Copy out the records in full, word for word, without pictures.

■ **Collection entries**
**********
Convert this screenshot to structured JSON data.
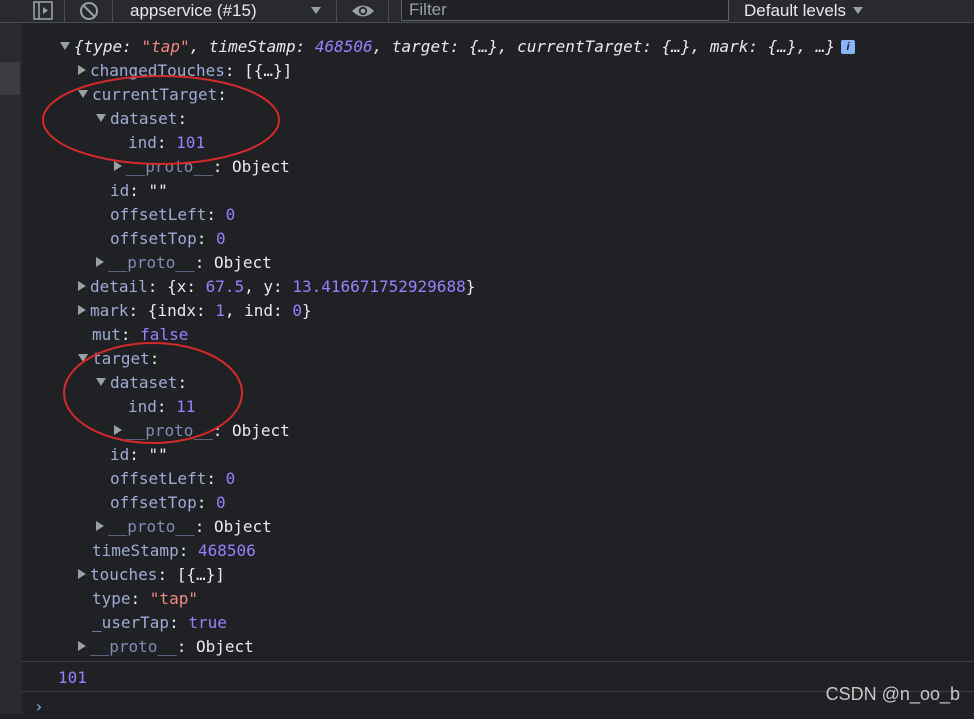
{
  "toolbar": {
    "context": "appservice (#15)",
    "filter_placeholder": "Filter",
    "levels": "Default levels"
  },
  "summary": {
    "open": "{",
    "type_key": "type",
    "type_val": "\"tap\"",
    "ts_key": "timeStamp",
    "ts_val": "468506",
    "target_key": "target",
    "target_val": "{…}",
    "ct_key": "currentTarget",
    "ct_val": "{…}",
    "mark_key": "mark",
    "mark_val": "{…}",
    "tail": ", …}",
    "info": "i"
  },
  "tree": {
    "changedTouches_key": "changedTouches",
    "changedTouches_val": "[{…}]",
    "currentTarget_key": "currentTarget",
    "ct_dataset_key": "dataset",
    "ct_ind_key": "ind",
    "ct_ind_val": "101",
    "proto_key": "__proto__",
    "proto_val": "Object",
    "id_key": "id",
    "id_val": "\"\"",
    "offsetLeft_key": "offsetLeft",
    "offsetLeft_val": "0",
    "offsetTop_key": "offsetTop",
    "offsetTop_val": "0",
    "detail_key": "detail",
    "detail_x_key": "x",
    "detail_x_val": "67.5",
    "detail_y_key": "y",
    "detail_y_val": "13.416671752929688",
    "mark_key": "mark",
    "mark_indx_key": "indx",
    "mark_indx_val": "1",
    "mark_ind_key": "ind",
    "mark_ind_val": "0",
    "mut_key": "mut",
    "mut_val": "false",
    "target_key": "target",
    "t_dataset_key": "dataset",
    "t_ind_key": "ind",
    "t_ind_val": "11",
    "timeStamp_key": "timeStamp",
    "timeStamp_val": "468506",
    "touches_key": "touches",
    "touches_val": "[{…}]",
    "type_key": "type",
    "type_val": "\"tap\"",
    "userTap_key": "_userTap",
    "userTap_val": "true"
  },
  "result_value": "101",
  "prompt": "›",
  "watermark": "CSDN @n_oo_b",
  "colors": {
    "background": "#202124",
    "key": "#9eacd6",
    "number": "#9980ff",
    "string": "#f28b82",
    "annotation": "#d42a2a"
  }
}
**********
■ **Exercise result**
Convert this screenshot to structured JSON data.
{
  "toolbar": {
    "context": "appservice (#15)",
    "filter_placeholder": "Filter",
    "levels": "Default levels"
  },
  "summary": {
    "open": "{",
    "type_key": "type",
    "type_val": "\"tap\"",
    "ts_key": "timeStamp",
    "ts_val": "468506",
    "target_key": "target",
    "target_val": "{…}",
    "ct_key": "currentTarget",
    "ct_val": "{…}",
    "mark_key": "mark",
    "mark_val": "{…}",
    "tail": ", …}",
    "info": "i"
  },
  "tree": {
    "changedTouches_key": "changedTouches",
    "changedTouches_val": "[{…}]",
    "currentTarget_key": "currentTarget",
    "ct_dataset_key": "dataset",
    "ct_ind_key": "ind",
    "ct_ind_val": "101",
    "proto_key": "__proto__",
    "proto_val": "Object",
    "id_key": "id",
    "id_val": "\"\"",
    "offsetLeft_key": "offsetLeft",
    "offsetLeft_val": "0",
    "offsetTop_key": "offsetTop",
    "offsetTop_val": "0",
    "detail_key": "detail",
    "detail_x_key": "x",
    "detail_x_val": "67.5",
    "detail_y_key": "y",
    "detail_y_val": "13.416671752929688",
    "mark_key": "mark",
    "mark_indx_key": "indx",
    "mark_indx_val": "1",
    "mark_ind_key": "ind",
    "mark_ind_val": "0",
    "mut_key": "mut",
    "mut_val": "false",
    "target_key": "target",
    "t_dataset_key": "dataset",
    "t_ind_key": "ind",
    "t_ind_val": "11",
    "timeStamp_key": "timeStamp",
    "timeStamp_val": "468506",
    "touches_key": "touches",
    "touches_val": "[{…}]",
    "type_key": "type",
    "type_val": "\"tap\"",
    "userTap_key": "_userTap",
    "userTap_val": "true"
  },
  "result_value": "101",
  "prompt": "›",
  "watermark": "CSDN @n_oo_b",
  "colors": {
    "background": "#202124",
    "key": "#9eacd6",
    "number": "#9980ff",
    "string": "#f28b82",
    "annotation": "#d42a2a"
  }
}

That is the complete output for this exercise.